Source: Wikipedia

Argentina : Trade Patterns and Challenges Ahead

Argentinean export growth was impressive during the recent economic boom (2003-2007). However, decomposing export growth reveals that the extensive margin (increases in exports of existing products to existing markets) dominates, while the intensive margin (increases in exports of new products or new markets) contributes little to export growth. Argentina’s trade product concentration has increased in the past 10 years, and the main export products remain overwhelmingly natural-resource intensive. The little diversification of non-primary exports limits the country s ability to weather a decline in export commodity prices. The country has had some success finding new export markets, especially in Latin America, but should seek to develop deeper trade relationships with high GDP export destinations such as the European Union and the United States. Another challenge going forward is the relatively low sophistication of exports and limited integration into the global production chains, falling behind regional competitors such as Brazil. This calls for policy measures to improve the ability of existing firms to innovate and compete successfully in global markets.
Citation
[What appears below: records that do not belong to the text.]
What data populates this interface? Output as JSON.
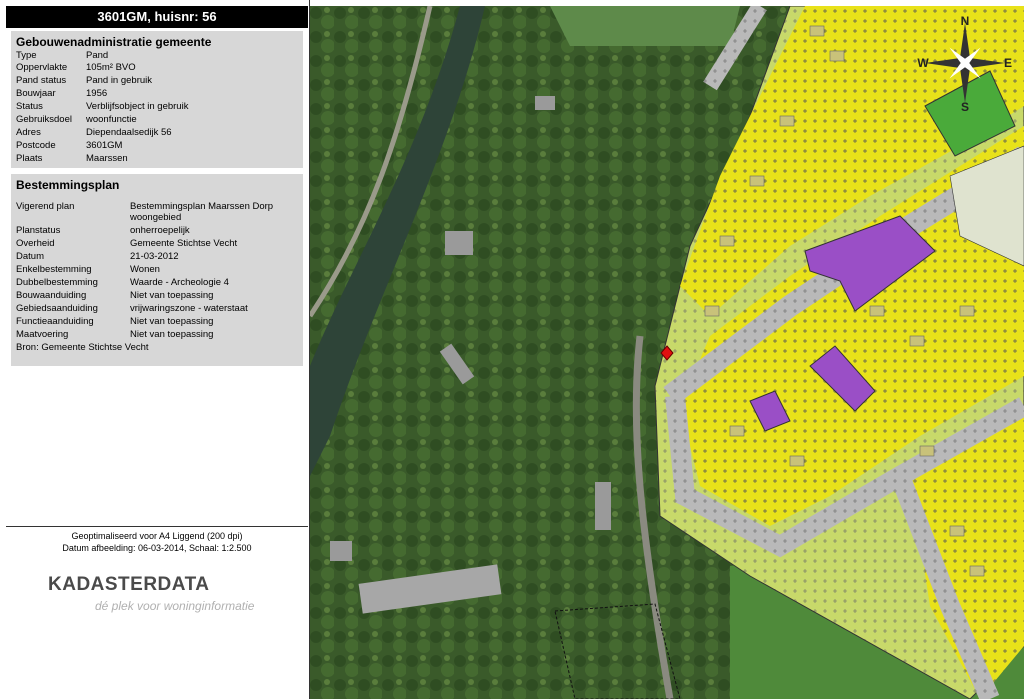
{
  "header": {
    "title": "3601GM, huisnr: 56"
  },
  "building": {
    "heading": "Gebouwenadministratie gemeente",
    "rows": [
      {
        "label": "Type",
        "value": "Pand"
      },
      {
        "label": "Oppervlakte",
        "value": "105m² BVO"
      },
      {
        "label": "Pand status",
        "value": "Pand in gebruik"
      },
      {
        "label": "Bouwjaar",
        "value": "1956"
      },
      {
        "label": "Status",
        "value": "Verblijfsobject in gebruik"
      },
      {
        "label": "Gebruiksdoel",
        "value": "woonfunctie"
      },
      {
        "label": "Adres",
        "value": "Diependaalsedijk 56"
      },
      {
        "label": "Postcode",
        "value": "3601GM"
      },
      {
        "label": "Plaats",
        "value": "Maarssen"
      }
    ]
  },
  "zoning": {
    "heading": "Bestemmingsplan",
    "rows": [
      {
        "label": "Vigerend plan",
        "value": "Bestemmingsplan Maarssen Dorp",
        "value2": "woongebied"
      },
      {
        "label": "Planstatus",
        "value": "onherroepelijk"
      },
      {
        "label": "Overheid",
        "value": "Gemeente Stichtse Vecht"
      },
      {
        "label": "Datum",
        "value": "21-03-2012"
      },
      {
        "label": "Enkelbestemming",
        "value": "Wonen"
      },
      {
        "label": "Dubbelbestemming",
        "value": "Waarde - Archeologie 4"
      },
      {
        "label": "Bouwaanduiding",
        "value": "Niet van toepassing"
      },
      {
        "label": "Gebiedsaanduiding",
        "value": "vrijwaringszone - waterstaat"
      },
      {
        "label": "Functieaanduiding",
        "value": "Niet van toepassing"
      },
      {
        "label": "Maatvoering",
        "value": "Niet van toepassing"
      }
    ],
    "source": "Bron: Gemeente Stichtse Vecht"
  },
  "footer": {
    "line1": "Geoptimaliseerd voor A4 Liggend (200 dpi)",
    "line2": "Datum afbeelding: 06-03-2014, Schaal: 1:2.500",
    "brand": "KADASTERDATA",
    "tagline": "dé plek voor woninginformatie"
  },
  "map": {
    "compass": {
      "n": "N",
      "e": "E",
      "s": "S",
      "w": "W"
    },
    "colors": {
      "residential": "#e8e21a",
      "garden": "#c8d96a",
      "road": "#b9b9b9",
      "social": "#9a4fc6",
      "green": "#4aaa3a",
      "water": "#3d5a4a"
    }
  }
}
“Anos-Casero, Paloma; Rollo, Valentina. 2010. Argentina : Trade Patterns and Challenges Ahead. Policy Research working paper ; no. WPS 5221. World Bank. © World Bank. https://openknowledge.worldbank.org/handle/10986/3708 License: Creative Commons Attribution CC BY 3.0.”